Dataset items
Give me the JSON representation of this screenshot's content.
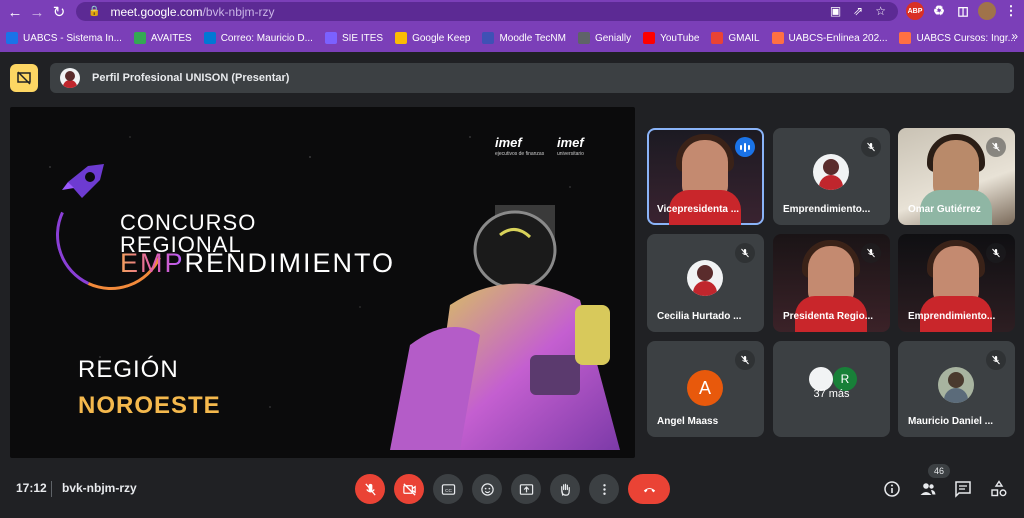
{
  "browser": {
    "url_host": "meet.google.com",
    "url_path": "/bvk-nbjm-rzy",
    "bookmarks": [
      {
        "label": "UABCS - Sistema In...",
        "color": "#1a73e8"
      },
      {
        "label": "AVAITES",
        "color": "#34a853"
      },
      {
        "label": "Correo: Mauricio D...",
        "color": "#0078d4"
      },
      {
        "label": "SIE ITES",
        "color": "#7b61ff"
      },
      {
        "label": "Google Keep",
        "color": "#fbbc04"
      },
      {
        "label": "Moodle TecNM",
        "color": "#3f51b5"
      },
      {
        "label": "Genially",
        "color": "#5f6368"
      },
      {
        "label": "YouTube",
        "color": "#ff0000"
      },
      {
        "label": "GMAIL",
        "color": "#ea4335"
      },
      {
        "label": "UABCS-Enlinea 202...",
        "color": "#ff7043"
      },
      {
        "label": "UABCS Cursos: Ingr...",
        "color": "#ff7043"
      }
    ],
    "more_label": "»"
  },
  "presentation": {
    "presenter_label": "Perfil Profesional UNISON (Presentar)"
  },
  "slide": {
    "line1": "CONCURSO",
    "line2": "REGIONAL",
    "line3_a": "EMP",
    "line3_b": "RENDIMIENTO",
    "region": "REGIÓN",
    "region_name": "NOROESTE",
    "logo1": "imef",
    "logo1_sub": "ejecutivos de finanzas",
    "logo2": "imef",
    "logo2_sub": "universitario"
  },
  "participants": [
    {
      "name": "Vicepresidenta ...",
      "state": "speaking"
    },
    {
      "name": "Emprendimiento...",
      "state": "muted"
    },
    {
      "name": "Omar Gutiérrez",
      "state": "muted"
    },
    {
      "name": "Cecilia Hurtado ...",
      "state": "muted"
    },
    {
      "name": "Presidenta Regio...",
      "state": "muted"
    },
    {
      "name": "Emprendimiento...",
      "state": "muted"
    },
    {
      "name": "Angel Maass",
      "state": "muted",
      "initial": "A"
    },
    {
      "name": "37 más",
      "initial": "R"
    },
    {
      "name": "Mauricio Daniel ...",
      "state": "muted"
    }
  ],
  "footer": {
    "time": "17:12",
    "meeting_code": "bvk-nbjm-rzy",
    "people_count": "46"
  }
}
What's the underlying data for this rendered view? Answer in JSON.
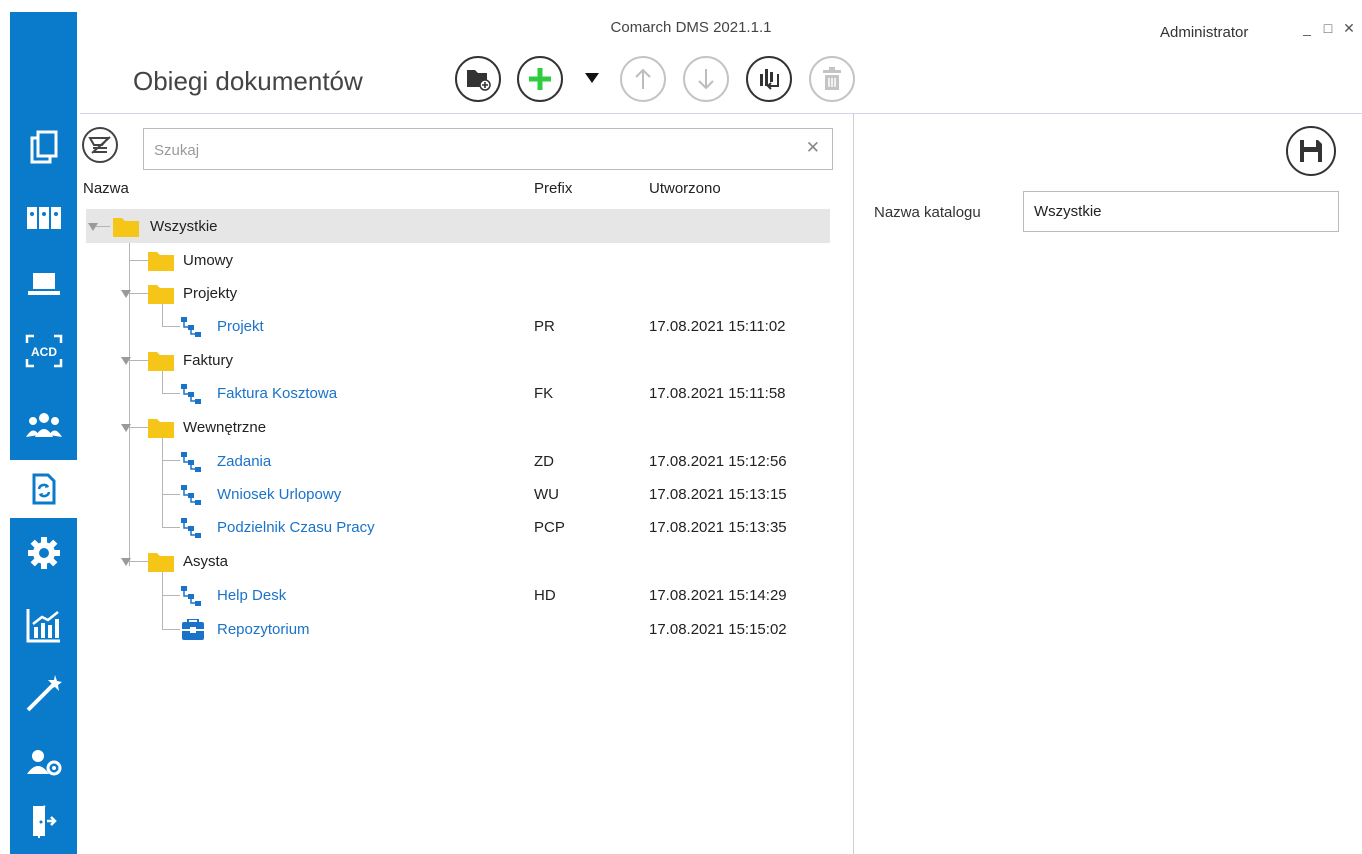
{
  "header": {
    "app_title": "Comarch DMS 2021.1.1",
    "user": "Administrator",
    "page_title": "Obiegi dokumentów",
    "window_controls": {
      "minimize": "_",
      "maximize": "□",
      "close": "✕"
    }
  },
  "sidebar": {
    "items": [
      {
        "icon": "documents-icon"
      },
      {
        "icon": "binders-icon"
      },
      {
        "icon": "laptop-icon"
      },
      {
        "icon": "acd-icon",
        "label": "ACD"
      },
      {
        "icon": "users-icon"
      },
      {
        "icon": "workflow-document-icon",
        "active": true
      },
      {
        "icon": "gear-icon"
      },
      {
        "icon": "reports-chart-icon"
      },
      {
        "icon": "magic-wand-icon"
      },
      {
        "icon": "user-settings-icon"
      },
      {
        "icon": "logout-door-icon"
      }
    ]
  },
  "toolbar": {
    "buttons": [
      {
        "icon": "folder-add-icon",
        "enabled": true
      },
      {
        "icon": "plus-icon",
        "enabled": true
      },
      {
        "icon": "arrow-up-icon",
        "enabled": false
      },
      {
        "icon": "arrow-down-icon",
        "enabled": false
      },
      {
        "icon": "sort-move-icon",
        "enabled": true
      },
      {
        "icon": "trash-icon",
        "enabled": false
      }
    ]
  },
  "search": {
    "placeholder": "Szukaj",
    "value": "",
    "clear": "✕"
  },
  "table": {
    "columns": [
      "Nazwa",
      "Prefix",
      "Utworzono"
    ],
    "rows": [
      {
        "name": "Wszystkie",
        "type": "folder",
        "prefix": "",
        "created": "",
        "selected": true
      },
      {
        "name": "Umowy",
        "type": "folder",
        "prefix": "",
        "created": ""
      },
      {
        "name": "Projekty",
        "type": "folder",
        "prefix": "",
        "created": ""
      },
      {
        "name": "Projekt",
        "type": "workflow",
        "prefix": "PR",
        "created": "17.08.2021 15:11:02"
      },
      {
        "name": "Faktury",
        "type": "folder",
        "prefix": "",
        "created": ""
      },
      {
        "name": "Faktura Kosztowa",
        "type": "workflow",
        "prefix": "FK",
        "created": "17.08.2021 15:11:58"
      },
      {
        "name": "Wewnętrzne",
        "type": "folder",
        "prefix": "",
        "created": ""
      },
      {
        "name": "Zadania",
        "type": "workflow",
        "prefix": "ZD",
        "created": "17.08.2021 15:12:56"
      },
      {
        "name": "Wniosek Urlopowy",
        "type": "workflow",
        "prefix": "WU",
        "created": "17.08.2021 15:13:15"
      },
      {
        "name": "Podzielnik Czasu Pracy",
        "type": "workflow",
        "prefix": "PCP",
        "created": "17.08.2021 15:13:35"
      },
      {
        "name": "Asysta",
        "type": "folder",
        "prefix": "",
        "created": ""
      },
      {
        "name": "Help Desk",
        "type": "workflow",
        "prefix": "HD",
        "created": "17.08.2021 15:14:29"
      },
      {
        "name": "Repozytorium",
        "type": "repository",
        "prefix": "",
        "created": "17.08.2021 15:15:02"
      }
    ]
  },
  "details": {
    "save_icon": "save-icon",
    "catalog_label": "Nazwa katalogu",
    "catalog_value": "Wszystkie"
  },
  "colors": {
    "sidebar": "#0a7acb",
    "link": "#1a73c9",
    "folder": "#f5c518",
    "plus": "#2ecc40",
    "selection": "#e6e6e6"
  }
}
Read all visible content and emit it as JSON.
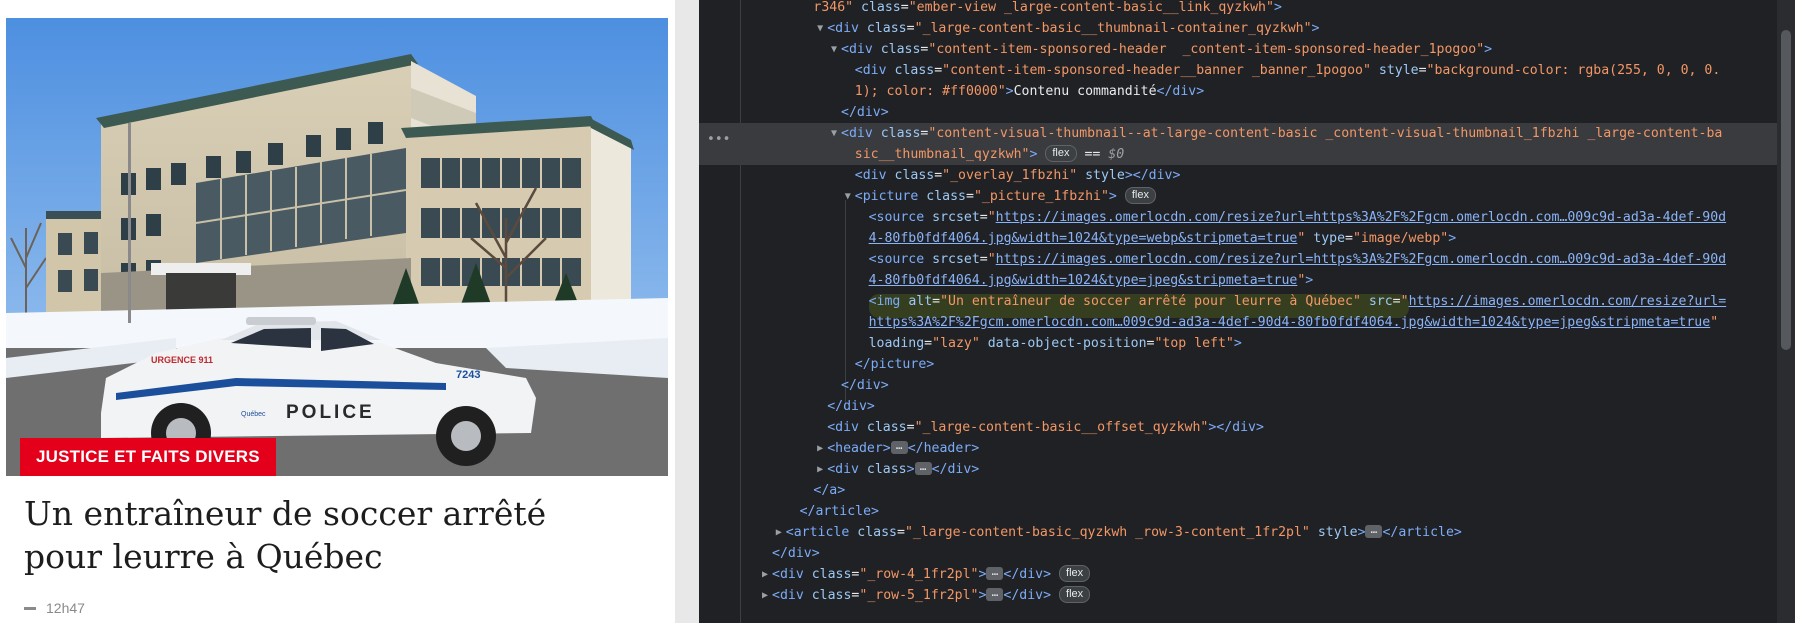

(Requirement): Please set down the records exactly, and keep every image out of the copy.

(Solution to the exercise):
Give me the JSON representation of this screenshot's content.
{
  "browser": {
    "url_host": "meet.google.com",
    "url_path": "/bvk-nbjm-rzy",
    "bookmarks": [
      {
        "label": "UABCS - Sistema In...",
        "color": "#1a73e8"
      },
      {
        "label": "AVAITES",
        "color": "#34a853"
      },
      {
        "label": "Correo: Mauricio D...",
        "color": "#0078d4"
      },
      {
        "label": "SIE ITES",
        "color": "#7b61ff"
      },
      {
        "label": "Google Keep",
        "color": "#fbbc04"
      },
      {
        "label": "Moodle TecNM",
        "color": "#3f51b5"
      },
      {
        "label": "Genially",
        "color": "#5f6368"
      },
      {
        "label": "YouTube",
        "color": "#ff0000"
      },
      {
        "label": "GMAIL",
        "color": "#ea4335"
      },
      {
        "label": "UABCS-Enlinea 202...",
        "color": "#ff7043"
      },
      {
        "label": "UABCS Cursos: Ingr...",
        "color": "#ff7043"
      }
    ],
    "more_label": "»"
  },
  "presentation": {
    "presenter_label": "Perfil Profesional UNISON (Presentar)"
  },
  "slide": {
    "line1": "CONCURSO",
    "line2": "REGIONAL",
    "line3_a": "EMP",
    "line3_b": "RENDIMIENTO",
    "region": "REGIÓN",
    "region_name": "NOROESTE",
    "logo1": "imef",
    "logo1_sub": "ejecutivos de finanzas",
    "logo2": "imef",
    "logo2_sub": "universitario"
  },
  "participants": [
    {
      "name": "Vicepresidenta ...",
      "state": "speaking"
    },
    {
      "name": "Emprendimiento...",
      "state": "muted"
    },
    {
      "name": "Omar Gutiérrez",
      "state": "muted"
    },
    {
      "name": "Cecilia Hurtado ...",
      "state": "muted"
    },
    {
      "name": "Presidenta Regio...",
      "state": "muted"
    },
    {
      "name": "Emprendimiento...",
      "state": "muted"
    },
    {
      "name": "Angel Maass",
      "state": "muted",
      "initial": "A"
    },
    {
      "name": "37 más",
      "initial": "R"
    },
    {
      "name": "Mauricio Daniel ...",
      "state": "muted"
    }
  ],
  "footer": {
    "time": "17:12",
    "meeting_code": "bvk-nbjm-rzy",
    "people_count": "46"
  }
}
What's the underlying data for this rendered view? Answer in JSON.
{
  "header": {
    "app_title": "Comarch DMS 2021.1.1",
    "user": "Administrator",
    "page_title": "Obiegi dokumentów",
    "window_controls": {
      "minimize": "_",
      "maximize": "□",
      "close": "✕"
    }
  },
  "sidebar": {
    "items": [
      {
        "icon": "documents-icon"
      },
      {
        "icon": "binders-icon"
      },
      {
        "icon": "laptop-icon"
      },
      {
        "icon": "acd-icon",
        "label": "ACD"
      },
      {
        "icon": "users-icon"
      },
      {
        "icon": "workflow-document-icon",
        "active": true
      },
      {
        "icon": "gear-icon"
      },
      {
        "icon": "reports-chart-icon"
      },
      {
        "icon": "magic-wand-icon"
      },
      {
        "icon": "user-settings-icon"
      },
      {
        "icon": "logout-door-icon"
      }
    ]
  },
  "toolbar": {
    "buttons": [
      {
        "icon": "folder-add-icon",
        "enabled": true
      },
      {
        "icon": "plus-icon",
        "enabled": true
      },
      {
        "icon": "arrow-up-icon",
        "enabled": false
      },
      {
        "icon": "arrow-down-icon",
        "enabled": false
      },
      {
        "icon": "sort-move-icon",
        "enabled": true
      },
      {
        "icon": "trash-icon",
        "enabled": false
      }
    ]
  },
  "search": {
    "placeholder": "Szukaj",
    "value": "",
    "clear": "✕"
  },
  "table": {
    "columns": [
      "Nazwa",
      "Prefix",
      "Utworzono"
    ],
    "rows": [
      {
        "name": "Wszystkie",
        "type": "folder",
        "prefix": "",
        "created": "",
        "selected": true
      },
      {
        "name": "Umowy",
        "type": "folder",
        "prefix": "",
        "created": ""
      },
      {
        "name": "Projekty",
        "type": "folder",
        "prefix": "",
        "created": ""
      },
      {
        "name": "Projekt",
        "type": "workflow",
        "prefix": "PR",
        "created": "17.08.2021 15:11:02"
      },
      {
        "name": "Faktury",
        "type": "folder",
        "prefix": "",
        "created": ""
      },
      {
        "name": "Faktura Kosztowa",
        "type": "workflow",
        "prefix": "FK",
        "created": "17.08.2021 15:11:58"
      },
      {
        "name": "Wewnętrzne",
        "type": "folder",
        "prefix": "",
        "created": ""
      },
      {
        "name": "Zadania",
        "type": "workflow",
        "prefix": "ZD",
        "created": "17.08.2021 15:12:56"
      },
      {
        "name": "Wniosek Urlopowy",
        "type": "workflow",
        "prefix": "WU",
        "created": "17.08.2021 15:13:15"
      },
      {
        "name": "Podzielnik Czasu Pracy",
        "type": "workflow",
        "prefix": "PCP",
        "created": "17.08.2021 15:13:35"
      },
      {
        "name": "Asysta",
        "type": "folder",
        "prefix": "",
        "created": ""
      },
      {
        "name": "Help Desk",
        "type": "workflow",
        "prefix": "HD",
        "created": "17.08.2021 15:14:29"
      },
      {
        "name": "Repozytorium",
        "type": "repository",
        "prefix": "",
        "created": "17.08.2021 15:15:02"
      }
    ]
  },
  "details": {
    "save_icon": "save-icon",
    "catalog_label": "Nazwa katalogu",
    "catalog_value": "Wszystkie"
  },
  "colors": {
    "sidebar": "#0a7acb",
    "link": "#1a73c9",
    "folder": "#f5c518",
    "plus": "#2ecc40",
    "selection": "#e6e6e6"
  }
}
Read all visible content and emit it as JSON.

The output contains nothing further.